The 2005 Martin Stevens Award for the Best New Essay in Early Drama Studies
Max Harris and Lada Čale Feldman, "Blackened Faces and a Veiled Woman: The Early Korčula Moreška," Comparative Drama 37 (2004): 297-320.
This article examines the highly individual form and history of the moresca - mock battles between Moors and Christians - practiced on the Adriatic island of Korčula. Feldman and Harris bring together knowledge of the local context and knowledge of similar forms of ceremonial across the globe to make sense of the limited evidence. The article is a model of international collaboration between a young scholar and an established one to explore the development and political resonances of this particular ceremony.
The 2005 Alexandra Johnston Award for Best New Conference Paper in Early Drama Studies by a Graduate Student
Jenna Soleo, "'Teatro' in Piazza: Siena's Piazza del Campo as a Performance Space," delivered at SITM in Elche in 2004.
CALL FOR SUBMISSIONS - MRDS ANNUAL AWARDS 2006
The Medieval and Renaissance Drama Society seeks nominations for its annual awards;
1. The David Bevington Award for Best New Book in Early Drama Studies
($150 and two years membership in MRDS)
2. The Martin Stevens Award for Best New Essay in Early Drama Studies
($100 and one year membership in MRDS)
3. The Alexandra Johnston Award for Best New Conference Paper in Early Drama Studies by a Graduate Student
($100 and one year membership in MRDS)
Deadline: January 15, 2006.
Works by any MRDS member in good standing. Members may nominate their own works.
For each category, two MRDS Executive Council members and one non-council member of MRDS.
For the Bevington and Stevens Awards: Any book or essay published within 18 months of the deadline. For the Johnston Award: Any conference paper delivered by a graduate student within 12 months of the deadline.

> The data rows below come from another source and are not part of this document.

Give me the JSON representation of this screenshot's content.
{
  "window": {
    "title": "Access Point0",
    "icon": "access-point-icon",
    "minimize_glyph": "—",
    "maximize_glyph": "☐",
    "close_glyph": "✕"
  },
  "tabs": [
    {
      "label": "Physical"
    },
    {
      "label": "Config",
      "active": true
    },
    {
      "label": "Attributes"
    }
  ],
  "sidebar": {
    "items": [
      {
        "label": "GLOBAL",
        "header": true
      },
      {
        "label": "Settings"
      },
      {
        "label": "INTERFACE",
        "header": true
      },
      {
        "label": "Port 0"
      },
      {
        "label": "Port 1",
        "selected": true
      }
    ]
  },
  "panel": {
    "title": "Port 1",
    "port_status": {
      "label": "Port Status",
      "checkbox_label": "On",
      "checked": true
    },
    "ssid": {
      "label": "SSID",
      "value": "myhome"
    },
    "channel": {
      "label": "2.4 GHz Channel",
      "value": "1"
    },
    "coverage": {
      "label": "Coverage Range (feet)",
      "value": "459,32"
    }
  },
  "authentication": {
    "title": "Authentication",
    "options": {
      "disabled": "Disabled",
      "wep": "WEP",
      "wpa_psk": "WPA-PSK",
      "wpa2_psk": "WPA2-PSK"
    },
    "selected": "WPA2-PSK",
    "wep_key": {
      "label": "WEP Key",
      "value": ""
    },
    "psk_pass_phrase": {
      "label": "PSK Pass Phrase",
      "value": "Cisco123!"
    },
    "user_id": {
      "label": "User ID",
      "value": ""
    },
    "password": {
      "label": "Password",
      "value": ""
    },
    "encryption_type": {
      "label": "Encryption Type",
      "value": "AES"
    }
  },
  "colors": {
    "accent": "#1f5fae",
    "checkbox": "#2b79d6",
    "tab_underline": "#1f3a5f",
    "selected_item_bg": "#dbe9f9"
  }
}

Entries for the Johnston Award should not exceed 5,000 words, excluding notes, and should include the name and date of the conference at which the paper was delivered and, where appropriate, the title and sponsor of the panel.
Send one copy of each book or three copies of each essay or paper to:
Dr. David Klausner
Centre for Medieval Studies
University of Toronto
39 Queen's Park Crescent E
Toronto, ONT M5S 2C3 CANADA
Awards announcement and presentation will take place during the annual MRDS business meeting in May 2006, at the 41st International Congress on Medieval Studies, Western Michigan University, Kalamazoo, MI
Questions about the awards: Contact David Klausner at firstname.lastname@example.org